__EXERCISE INSTRUCTIONS__.
All of the data below should be output exactly as given.

__RECORD EXCERPTS__.
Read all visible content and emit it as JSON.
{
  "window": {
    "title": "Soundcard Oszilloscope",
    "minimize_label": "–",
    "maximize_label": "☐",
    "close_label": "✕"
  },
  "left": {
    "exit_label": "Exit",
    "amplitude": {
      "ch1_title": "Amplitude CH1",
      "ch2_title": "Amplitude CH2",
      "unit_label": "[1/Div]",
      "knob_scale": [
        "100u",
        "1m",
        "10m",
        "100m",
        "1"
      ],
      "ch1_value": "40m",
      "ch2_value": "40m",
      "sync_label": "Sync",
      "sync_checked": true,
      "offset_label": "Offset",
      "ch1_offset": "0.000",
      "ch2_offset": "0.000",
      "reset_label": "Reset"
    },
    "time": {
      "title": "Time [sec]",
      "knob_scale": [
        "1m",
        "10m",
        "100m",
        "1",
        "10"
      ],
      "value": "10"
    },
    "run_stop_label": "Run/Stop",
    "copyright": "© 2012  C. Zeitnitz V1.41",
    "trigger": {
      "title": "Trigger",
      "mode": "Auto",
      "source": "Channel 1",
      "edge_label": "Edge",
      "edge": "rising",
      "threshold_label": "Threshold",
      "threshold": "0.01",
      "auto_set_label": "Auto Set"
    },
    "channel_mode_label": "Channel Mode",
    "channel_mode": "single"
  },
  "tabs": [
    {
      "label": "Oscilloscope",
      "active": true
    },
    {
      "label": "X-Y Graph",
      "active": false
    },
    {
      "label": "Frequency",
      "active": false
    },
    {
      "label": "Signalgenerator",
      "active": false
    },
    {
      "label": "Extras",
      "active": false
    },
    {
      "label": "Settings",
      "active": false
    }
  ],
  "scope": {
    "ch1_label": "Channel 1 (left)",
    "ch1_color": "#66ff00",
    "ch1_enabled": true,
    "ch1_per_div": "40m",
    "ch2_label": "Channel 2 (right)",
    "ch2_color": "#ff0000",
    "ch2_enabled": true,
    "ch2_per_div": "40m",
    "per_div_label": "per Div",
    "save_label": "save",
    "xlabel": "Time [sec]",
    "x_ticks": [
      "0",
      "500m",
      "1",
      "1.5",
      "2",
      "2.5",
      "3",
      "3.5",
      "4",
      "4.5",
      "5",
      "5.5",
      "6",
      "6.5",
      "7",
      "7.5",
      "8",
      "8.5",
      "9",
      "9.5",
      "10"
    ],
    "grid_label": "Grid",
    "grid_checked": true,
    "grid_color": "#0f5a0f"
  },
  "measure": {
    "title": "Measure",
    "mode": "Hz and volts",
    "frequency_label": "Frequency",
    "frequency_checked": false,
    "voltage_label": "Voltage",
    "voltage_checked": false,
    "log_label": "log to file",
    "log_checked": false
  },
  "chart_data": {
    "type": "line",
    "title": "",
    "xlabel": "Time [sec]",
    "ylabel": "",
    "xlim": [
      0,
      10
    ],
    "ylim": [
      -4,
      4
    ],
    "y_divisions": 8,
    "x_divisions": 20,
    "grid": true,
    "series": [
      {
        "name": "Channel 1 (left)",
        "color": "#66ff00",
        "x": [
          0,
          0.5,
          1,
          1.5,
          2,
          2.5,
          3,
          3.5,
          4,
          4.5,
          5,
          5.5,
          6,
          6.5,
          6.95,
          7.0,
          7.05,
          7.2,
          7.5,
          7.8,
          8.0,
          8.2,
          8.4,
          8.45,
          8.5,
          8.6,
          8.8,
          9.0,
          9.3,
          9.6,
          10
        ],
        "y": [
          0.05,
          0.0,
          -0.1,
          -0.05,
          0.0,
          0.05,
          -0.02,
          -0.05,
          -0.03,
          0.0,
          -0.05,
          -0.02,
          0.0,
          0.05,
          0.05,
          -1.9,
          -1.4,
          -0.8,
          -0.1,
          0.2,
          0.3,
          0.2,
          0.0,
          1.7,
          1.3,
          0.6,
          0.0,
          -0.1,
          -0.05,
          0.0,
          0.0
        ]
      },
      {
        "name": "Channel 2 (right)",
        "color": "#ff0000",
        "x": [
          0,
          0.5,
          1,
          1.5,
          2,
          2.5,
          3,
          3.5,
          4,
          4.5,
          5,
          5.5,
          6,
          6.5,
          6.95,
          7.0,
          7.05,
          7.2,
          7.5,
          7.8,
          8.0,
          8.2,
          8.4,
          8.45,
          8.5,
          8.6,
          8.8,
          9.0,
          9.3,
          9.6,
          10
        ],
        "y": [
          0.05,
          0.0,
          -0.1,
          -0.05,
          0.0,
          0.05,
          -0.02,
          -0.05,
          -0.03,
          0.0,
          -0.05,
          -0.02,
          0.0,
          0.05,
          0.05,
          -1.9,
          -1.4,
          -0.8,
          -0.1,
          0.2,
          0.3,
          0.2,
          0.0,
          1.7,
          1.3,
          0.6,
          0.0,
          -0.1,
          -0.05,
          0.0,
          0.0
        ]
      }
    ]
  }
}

__ANSWER FOR THIS EXERCISE__.
Read all visible content and emit it as JSON.
{
  "window": {
    "title": "Soundcard Oszilloscope",
    "minimize_label": "–",
    "maximize_label": "☐",
    "close_label": "✕"
  },
  "left": {
    "exit_label": "Exit",
    "amplitude": {
      "ch1_title": "Amplitude CH1",
      "ch2_title": "Amplitude CH2",
      "unit_label": "[1/Div]",
      "knob_scale": [
        "100u",
        "1m",
        "10m",
        "100m",
        "1"
      ],
      "ch1_value": "40m",
      "ch2_value": "40m",
      "sync_label": "Sync",
      "sync_checked": true,
      "offset_label": "Offset",
      "ch1_offset": "0.000",
      "ch2_offset": "0.000",
      "reset_label": "Reset"
    },
    "time": {
      "title": "Time [sec]",
      "knob_scale": [
        "1m",
        "10m",
        "100m",
        "1",
        "10"
      ],
      "value": "10"
    },
    "run_stop_label": "Run/Stop",
    "copyright": "© 2012  C. Zeitnitz V1.41",
    "trigger": {
      "title": "Trigger",
      "mode": "Auto",
      "source": "Channel 1",
      "edge_label": "Edge",
      "edge": "rising",
      "threshold_label": "Threshold",
      "threshold": "0.01",
      "auto_set_label": "Auto Set"
    },
    "channel_mode_label": "Channel Mode",
    "channel_mode": "single"
  },
  "tabs": [
    {
      "label": "Oscilloscope",
      "active": true
    },
    {
      "label": "X-Y Graph",
      "active": false
    },
    {
      "label": "Frequency",
      "active": false
    },
    {
      "label": "Signalgenerator",
      "active": false
    },
    {
      "label": "Extras",
      "active": false
    },
    {
      "label": "Settings",
      "active": false
    }
  ],
  "scope": {
    "ch1_label": "Channel 1 (left)",
    "ch1_color": "#66ff00",
    "ch1_enabled": true,
    "ch1_per_div": "40m",
    "ch2_label": "Channel 2 (right)",
    "ch2_color": "#ff0000",
    "ch2_enabled": true,
    "ch2_per_div": "40m",
    "per_div_label": "per Div",
    "save_label": "save",
    "xlabel": "Time [sec]",
    "x_ticks": [
      "0",
      "500m",
      "1",
      "1.5",
      "2",
      "2.5",
      "3",
      "3.5",
      "4",
      "4.5",
      "5",
      "5.5",
      "6",
      "6.5",
      "7",
      "7.5",
      "8",
      "8.5",
      "9",
      "9.5",
      "10"
    ],
    "grid_label": "Grid",
    "grid_checked": true,
    "grid_color": "#0f5a0f"
  },
  "measure": {
    "title": "Measure",
    "mode": "Hz and volts",
    "frequency_label": "Frequency",
    "frequency_checked": false,
    "voltage_label": "Voltage",
    "voltage_checked": false,
    "log_label": "log to file",
    "log_checked": false
  },
  "chart_data": {
    "type": "line",
    "title": "",
    "xlabel": "Time [sec]",
    "ylabel": "",
    "xlim": [
      0,
      10
    ],
    "ylim": [
      -4,
      4
    ],
    "y_divisions": 8,
    "x_divisions": 20,
    "grid": true,
    "series": [
      {
        "name": "Channel 1 (left)",
        "color": "#66ff00",
        "x": [
          0,
          0.5,
          1,
          1.5,
          2,
          2.5,
          3,
          3.5,
          4,
          4.5,
          5,
          5.5,
          6,
          6.5,
          6.95,
          7.0,
          7.05,
          7.2,
          7.5,
          7.8,
          8.0,
          8.2,
          8.4,
          8.45,
          8.5,
          8.6,
          8.8,
          9.0,
          9.3,
          9.6,
          10
        ],
        "y": [
          0.05,
          0.0,
          -0.1,
          -0.05,
          0.0,
          0.05,
          -0.02,
          -0.05,
          -0.03,
          0.0,
          -0.05,
          -0.02,
          0.0,
          0.05,
          0.05,
          -1.9,
          -1.4,
          -0.8,
          -0.1,
          0.2,
          0.3,
          0.2,
          0.0,
          1.7,
          1.3,
          0.6,
          0.0,
          -0.1,
          -0.05,
          0.0,
          0.0
        ]
      },
      {
        "name": "Channel 2 (right)",
        "color": "#ff0000",
        "x": [
          0,
          0.5,
          1,
          1.5,
          2,
          2.5,
          3,
          3.5,
          4,
          4.5,
          5,
          5.5,
          6,
          6.5,
          6.95,
          7.0,
          7.05,
          7.2,
          7.5,
          7.8,
          8.0,
          8.2,
          8.4,
          8.45,
          8.5,
          8.6,
          8.8,
          9.0,
          9.3,
          9.6,
          10
        ],
        "y": [
          0.05,
          0.0,
          -0.1,
          -0.05,
          0.0,
          0.05,
          -0.02,
          -0.05,
          -0.03,
          0.0,
          -0.05,
          -0.02,
          0.0,
          0.05,
          0.05,
          -1.9,
          -1.4,
          -0.8,
          -0.1,
          0.2,
          0.3,
          0.2,
          0.0,
          1.7,
          1.3,
          0.6,
          0.0,
          -0.1,
          -0.05,
          0.0,
          0.0
        ]
      }
    ]
  }
}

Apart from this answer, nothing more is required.